--- Exercise input ---

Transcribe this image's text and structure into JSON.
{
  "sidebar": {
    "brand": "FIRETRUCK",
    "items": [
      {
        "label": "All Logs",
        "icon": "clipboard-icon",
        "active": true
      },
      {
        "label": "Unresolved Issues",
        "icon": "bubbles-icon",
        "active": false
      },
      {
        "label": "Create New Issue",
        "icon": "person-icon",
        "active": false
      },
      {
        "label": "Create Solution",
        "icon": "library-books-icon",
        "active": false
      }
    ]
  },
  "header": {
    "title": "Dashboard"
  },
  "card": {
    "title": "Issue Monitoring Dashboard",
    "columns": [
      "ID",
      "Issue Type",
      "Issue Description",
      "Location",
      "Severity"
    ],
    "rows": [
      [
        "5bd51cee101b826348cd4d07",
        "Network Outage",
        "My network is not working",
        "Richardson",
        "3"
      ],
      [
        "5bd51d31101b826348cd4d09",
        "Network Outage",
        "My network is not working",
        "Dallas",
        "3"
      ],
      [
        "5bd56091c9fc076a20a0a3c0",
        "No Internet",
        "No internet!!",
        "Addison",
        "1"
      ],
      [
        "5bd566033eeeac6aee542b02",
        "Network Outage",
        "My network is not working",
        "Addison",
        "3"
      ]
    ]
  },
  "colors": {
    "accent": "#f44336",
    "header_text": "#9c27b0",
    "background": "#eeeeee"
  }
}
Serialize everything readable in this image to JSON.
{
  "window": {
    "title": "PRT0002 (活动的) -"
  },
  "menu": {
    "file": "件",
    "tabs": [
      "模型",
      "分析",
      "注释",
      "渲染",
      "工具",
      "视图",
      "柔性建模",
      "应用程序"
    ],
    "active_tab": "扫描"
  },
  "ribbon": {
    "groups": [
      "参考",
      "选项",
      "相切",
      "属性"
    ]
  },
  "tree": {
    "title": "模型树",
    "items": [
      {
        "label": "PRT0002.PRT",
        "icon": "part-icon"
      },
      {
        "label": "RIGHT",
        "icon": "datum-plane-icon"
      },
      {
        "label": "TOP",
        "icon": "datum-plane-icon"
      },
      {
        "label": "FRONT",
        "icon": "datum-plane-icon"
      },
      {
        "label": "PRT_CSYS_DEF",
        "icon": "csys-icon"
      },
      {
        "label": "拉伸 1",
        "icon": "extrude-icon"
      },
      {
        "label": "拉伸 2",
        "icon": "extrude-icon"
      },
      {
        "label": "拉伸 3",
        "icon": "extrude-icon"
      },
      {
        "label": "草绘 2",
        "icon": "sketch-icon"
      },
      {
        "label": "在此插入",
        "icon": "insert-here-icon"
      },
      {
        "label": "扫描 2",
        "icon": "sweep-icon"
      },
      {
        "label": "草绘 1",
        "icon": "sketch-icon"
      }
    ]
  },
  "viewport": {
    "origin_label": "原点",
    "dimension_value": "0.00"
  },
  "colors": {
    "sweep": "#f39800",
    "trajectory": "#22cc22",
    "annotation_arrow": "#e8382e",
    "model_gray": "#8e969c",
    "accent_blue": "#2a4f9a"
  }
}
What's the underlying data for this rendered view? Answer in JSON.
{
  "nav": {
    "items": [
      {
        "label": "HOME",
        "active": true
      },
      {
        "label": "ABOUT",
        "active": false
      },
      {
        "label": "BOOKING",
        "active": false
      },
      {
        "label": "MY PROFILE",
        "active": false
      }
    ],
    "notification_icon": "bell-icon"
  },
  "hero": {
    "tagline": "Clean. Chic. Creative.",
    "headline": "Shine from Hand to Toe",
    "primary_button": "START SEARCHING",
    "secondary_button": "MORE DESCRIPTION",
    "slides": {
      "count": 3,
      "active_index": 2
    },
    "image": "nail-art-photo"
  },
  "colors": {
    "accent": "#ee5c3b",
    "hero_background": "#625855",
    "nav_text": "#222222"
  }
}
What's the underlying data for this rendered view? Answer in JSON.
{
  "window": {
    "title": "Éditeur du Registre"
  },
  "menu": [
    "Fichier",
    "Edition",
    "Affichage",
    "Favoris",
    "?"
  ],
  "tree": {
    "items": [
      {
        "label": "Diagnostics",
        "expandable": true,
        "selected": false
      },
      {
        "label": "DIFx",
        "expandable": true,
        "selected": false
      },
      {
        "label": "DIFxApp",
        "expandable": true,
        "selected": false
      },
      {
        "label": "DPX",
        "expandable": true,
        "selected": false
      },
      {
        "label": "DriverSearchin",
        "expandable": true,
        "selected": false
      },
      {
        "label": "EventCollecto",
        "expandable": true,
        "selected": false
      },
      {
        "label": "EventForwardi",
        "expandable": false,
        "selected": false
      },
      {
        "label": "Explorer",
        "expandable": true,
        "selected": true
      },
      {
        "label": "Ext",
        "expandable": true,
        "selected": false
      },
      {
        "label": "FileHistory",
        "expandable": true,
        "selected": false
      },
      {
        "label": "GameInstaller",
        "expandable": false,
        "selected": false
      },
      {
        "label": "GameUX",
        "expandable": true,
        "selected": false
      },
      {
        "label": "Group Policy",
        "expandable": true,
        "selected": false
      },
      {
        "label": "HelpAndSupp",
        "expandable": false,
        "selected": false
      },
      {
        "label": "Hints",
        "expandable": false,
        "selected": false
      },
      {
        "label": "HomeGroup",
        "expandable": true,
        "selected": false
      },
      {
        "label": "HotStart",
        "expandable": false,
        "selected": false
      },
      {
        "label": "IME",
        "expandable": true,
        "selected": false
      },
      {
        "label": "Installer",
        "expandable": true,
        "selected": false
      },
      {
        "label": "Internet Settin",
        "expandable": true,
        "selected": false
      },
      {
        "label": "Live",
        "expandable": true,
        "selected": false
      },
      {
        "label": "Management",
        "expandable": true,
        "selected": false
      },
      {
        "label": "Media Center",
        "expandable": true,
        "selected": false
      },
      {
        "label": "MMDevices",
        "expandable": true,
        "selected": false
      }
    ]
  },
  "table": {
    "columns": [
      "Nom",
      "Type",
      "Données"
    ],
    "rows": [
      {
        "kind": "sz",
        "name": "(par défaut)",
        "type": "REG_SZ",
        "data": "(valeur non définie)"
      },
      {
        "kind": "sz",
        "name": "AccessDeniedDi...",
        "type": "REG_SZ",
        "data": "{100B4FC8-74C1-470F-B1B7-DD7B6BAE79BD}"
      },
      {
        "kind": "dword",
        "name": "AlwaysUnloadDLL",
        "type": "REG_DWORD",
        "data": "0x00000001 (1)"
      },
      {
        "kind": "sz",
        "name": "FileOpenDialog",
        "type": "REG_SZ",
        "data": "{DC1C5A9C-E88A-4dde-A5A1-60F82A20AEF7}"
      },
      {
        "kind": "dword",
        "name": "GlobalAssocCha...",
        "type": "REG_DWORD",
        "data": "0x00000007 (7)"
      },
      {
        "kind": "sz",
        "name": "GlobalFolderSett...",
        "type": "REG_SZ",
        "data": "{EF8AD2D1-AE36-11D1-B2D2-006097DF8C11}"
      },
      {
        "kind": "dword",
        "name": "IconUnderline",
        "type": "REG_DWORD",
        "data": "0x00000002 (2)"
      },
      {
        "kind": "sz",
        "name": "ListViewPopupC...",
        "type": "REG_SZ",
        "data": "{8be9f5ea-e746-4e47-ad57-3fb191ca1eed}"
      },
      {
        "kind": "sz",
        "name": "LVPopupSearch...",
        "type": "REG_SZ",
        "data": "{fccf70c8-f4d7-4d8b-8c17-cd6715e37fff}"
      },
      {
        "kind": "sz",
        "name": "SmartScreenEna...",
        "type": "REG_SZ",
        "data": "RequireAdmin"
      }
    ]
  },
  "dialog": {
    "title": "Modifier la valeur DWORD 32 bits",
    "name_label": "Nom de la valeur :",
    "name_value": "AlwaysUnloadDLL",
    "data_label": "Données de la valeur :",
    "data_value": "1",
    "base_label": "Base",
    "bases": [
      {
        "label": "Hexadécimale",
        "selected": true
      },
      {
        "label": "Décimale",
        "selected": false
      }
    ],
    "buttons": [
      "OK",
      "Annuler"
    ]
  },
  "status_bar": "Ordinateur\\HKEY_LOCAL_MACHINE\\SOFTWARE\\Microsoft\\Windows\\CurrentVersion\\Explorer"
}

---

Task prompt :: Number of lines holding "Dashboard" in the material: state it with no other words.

Final answer :: 2